◆ DATA RECORDS ◆
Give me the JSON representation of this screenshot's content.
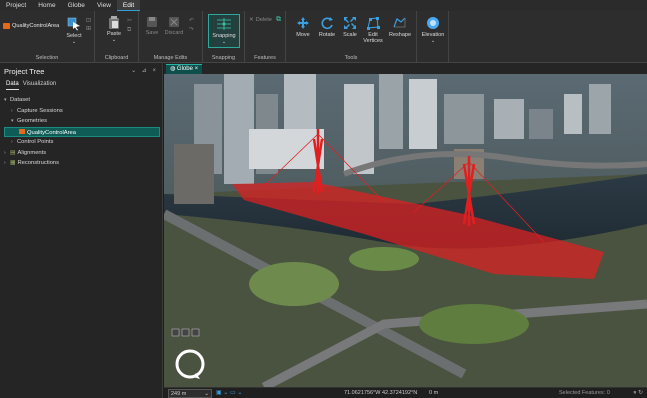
{
  "menu": {
    "items": [
      "Project",
      "Home",
      "Globe",
      "View",
      "Edit"
    ],
    "active_index": 4
  },
  "ribbon": {
    "layer_name": "QualityControlArea",
    "select_label": "Select",
    "selection_group": "Selection",
    "paste_label": "Paste",
    "clipboard_group": "Clipboard",
    "save_label": "Save",
    "discard_label": "Discard",
    "manage_group": "Manage Edits",
    "snapping_button": "Snapping",
    "snapping_group": "Snapping",
    "delete_label": "Delete",
    "features_group": "Features",
    "move_label": "Move",
    "rotate_label": "Rotate",
    "scale_label": "Scale",
    "edit_vertices_label": "Edit Vertices",
    "reshape_label": "Reshape",
    "tools_group": "Tools",
    "elevation_label": "Elevation"
  },
  "project_tree": {
    "title": "Project Tree",
    "controls": "⌄ ⊿ ×",
    "tabs": [
      "Data",
      "Visualization"
    ],
    "active_tab": 0,
    "items": [
      {
        "label": "Dataset",
        "level": 0,
        "chev": "▾"
      },
      {
        "label": "Capture Sessions",
        "level": 1,
        "chev": "›"
      },
      {
        "label": "Geometries",
        "level": 1,
        "chev": "▾"
      },
      {
        "label": "QualityControlArea",
        "level": 2,
        "chev": "",
        "selected": true
      },
      {
        "label": "Control Points",
        "level": 1,
        "chev": "›"
      },
      {
        "label": "Alignments",
        "level": 0,
        "chev": "›"
      },
      {
        "label": "Reconstructions",
        "level": 0,
        "chev": "›"
      }
    ]
  },
  "view": {
    "tab_label": "Globe",
    "tab_close": "×"
  },
  "status": {
    "scale": "249 m",
    "coordinates": "71.0621756°W 42.3724192°N",
    "elevation": "0 m",
    "selected_features": "Selected Features: 0"
  },
  "colors": {
    "accent": "#35a0d8",
    "selection": "#0f5c56",
    "overlay": "#e02020"
  }
}
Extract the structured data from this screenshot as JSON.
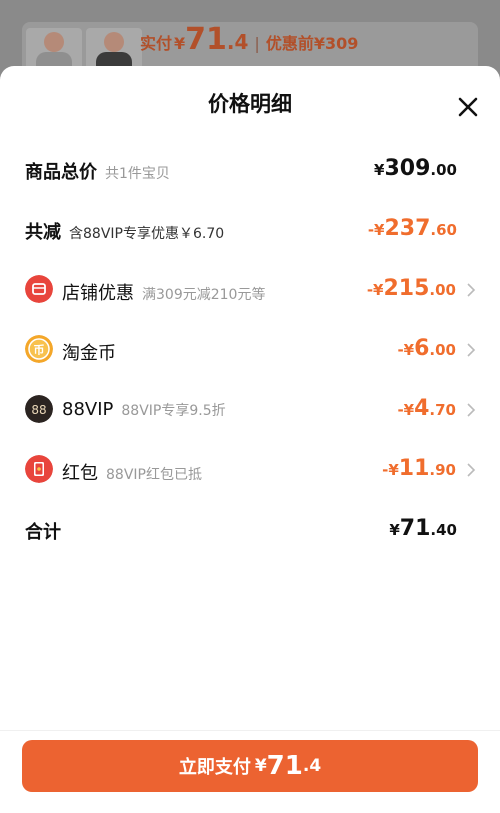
{
  "background": {
    "pay_label": "实付",
    "pay_currency": "¥",
    "pay_int": "71",
    "pay_dec": ".4",
    "separator": "|",
    "before_label": "优惠前¥309"
  },
  "sheet": {
    "title": "价格明细",
    "close_icon": "close-icon"
  },
  "rows": {
    "total": {
      "label": "商品总价",
      "sub": "共1件宝贝",
      "currency": "¥",
      "int": "309",
      "dec": ".00"
    },
    "reduce": {
      "label": "共减",
      "sub": "含88VIP专享优惠￥6.70",
      "currency": "-¥",
      "int": "237",
      "dec": ".60"
    },
    "shop": {
      "label": "店铺优惠",
      "sub": "满309元减210元等",
      "currency": "-¥",
      "int": "215",
      "dec": ".00",
      "icon": "shop-coupon-icon",
      "icon_color": "#e8453c"
    },
    "coin": {
      "label": "淘金币",
      "sub": "",
      "currency": "-¥",
      "int": "6",
      "dec": ".00",
      "icon": "gold-coin-icon",
      "icon_color": "#f4a72a"
    },
    "vip": {
      "label": "88VIP",
      "sub": "88VIP专享9.5折",
      "currency": "-¥",
      "int": "4",
      "dec": ".70",
      "icon": "vip-88-icon",
      "icon_color": "#2b2421"
    },
    "redpack": {
      "label": "红包",
      "sub": "88VIP红包已抵",
      "currency": "-¥",
      "int": "11",
      "dec": ".90",
      "icon": "red-packet-icon",
      "icon_color": "#e8453c"
    },
    "sum": {
      "label": "合计",
      "currency": "¥",
      "int": "71",
      "dec": ".40"
    }
  },
  "footer": {
    "button_label": "立即支付",
    "currency": "¥",
    "int": "71",
    "dec": ".4"
  },
  "colors": {
    "accent": "#f06d2d",
    "button": "#ec6331"
  }
}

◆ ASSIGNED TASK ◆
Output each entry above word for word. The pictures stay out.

◆ COMPLETED TASK ◆
Give me the JSON representation of this screenshot's content.
{
  "menu": {
    "items": [
      "Project",
      "Home",
      "Globe",
      "View",
      "Edit"
    ],
    "active_index": 4
  },
  "ribbon": {
    "layer_name": "QualityControlArea",
    "select_label": "Select",
    "selection_group": "Selection",
    "paste_label": "Paste",
    "clipboard_group": "Clipboard",
    "save_label": "Save",
    "discard_label": "Discard",
    "manage_group": "Manage Edits",
    "snapping_button": "Snapping",
    "snapping_group": "Snapping",
    "delete_label": "Delete",
    "features_group": "Features",
    "move_label": "Move",
    "rotate_label": "Rotate",
    "scale_label": "Scale",
    "edit_vertices_label": "Edit Vertices",
    "reshape_label": "Reshape",
    "tools_group": "Tools",
    "elevation_label": "Elevation"
  },
  "project_tree": {
    "title": "Project Tree",
    "controls": "⌄ ⊿ ×",
    "tabs": [
      "Data",
      "Visualization"
    ],
    "active_tab": 0,
    "items": [
      {
        "label": "Dataset",
        "level": 0,
        "chev": "▾"
      },
      {
        "label": "Capture Sessions",
        "level": 1,
        "chev": "›"
      },
      {
        "label": "Geometries",
        "level": 1,
        "chev": "▾"
      },
      {
        "label": "QualityControlArea",
        "level": 2,
        "chev": "",
        "selected": true
      },
      {
        "label": "Control Points",
        "level": 1,
        "chev": "›"
      },
      {
        "label": "Alignments",
        "level": 0,
        "chev": "›"
      },
      {
        "label": "Reconstructions",
        "level": 0,
        "chev": "›"
      }
    ]
  },
  "view": {
    "tab_label": "Globe",
    "tab_close": "×"
  },
  "status": {
    "scale": "249 m",
    "coordinates": "71.0621756°W 42.3724192°N",
    "elevation": "0 m",
    "selected_features": "Selected Features: 0"
  },
  "colors": {
    "accent": "#35a0d8",
    "selection": "#0f5c56",
    "overlay": "#e02020"
  }
}
Extract the structured data from this screenshot as JSON.
{
  "background": {
    "pay_label": "实付",
    "pay_currency": "¥",
    "pay_int": "71",
    "pay_dec": ".4",
    "separator": "|",
    "before_label": "优惠前¥309"
  },
  "sheet": {
    "title": "价格明细",
    "close_icon": "close-icon"
  },
  "rows": {
    "total": {
      "label": "商品总价",
      "sub": "共1件宝贝",
      "currency": "¥",
      "int": "309",
      "dec": ".00"
    },
    "reduce": {
      "label": "共减",
      "sub": "含88VIP专享优惠￥6.70",
      "currency": "-¥",
      "int": "237",
      "dec": ".60"
    },
    "shop": {
      "label": "店铺优惠",
      "sub": "满309元减210元等",
      "currency": "-¥",
      "int": "215",
      "dec": ".00",
      "icon": "shop-coupon-icon",
      "icon_color": "#e8453c"
    },
    "coin": {
      "label": "淘金币",
      "sub": "",
      "currency": "-¥",
      "int": "6",
      "dec": ".00",
      "icon": "gold-coin-icon",
      "icon_color": "#f4a72a"
    },
    "vip": {
      "label": "88VIP",
      "sub": "88VIP专享9.5折",
      "currency": "-¥",
      "int": "4",
      "dec": ".70",
      "icon": "vip-88-icon",
      "icon_color": "#2b2421"
    },
    "redpack": {
      "label": "红包",
      "sub": "88VIP红包已抵",
      "currency": "-¥",
      "int": "11",
      "dec": ".90",
      "icon": "red-packet-icon",
      "icon_color": "#e8453c"
    },
    "sum": {
      "label": "合计",
      "currency": "¥",
      "int": "71",
      "dec": ".40"
    }
  },
  "footer": {
    "button_label": "立即支付",
    "currency": "¥",
    "int": "71",
    "dec": ".4"
  },
  "colors": {
    "accent": "#f06d2d",
    "button": "#ec6331"
  }
}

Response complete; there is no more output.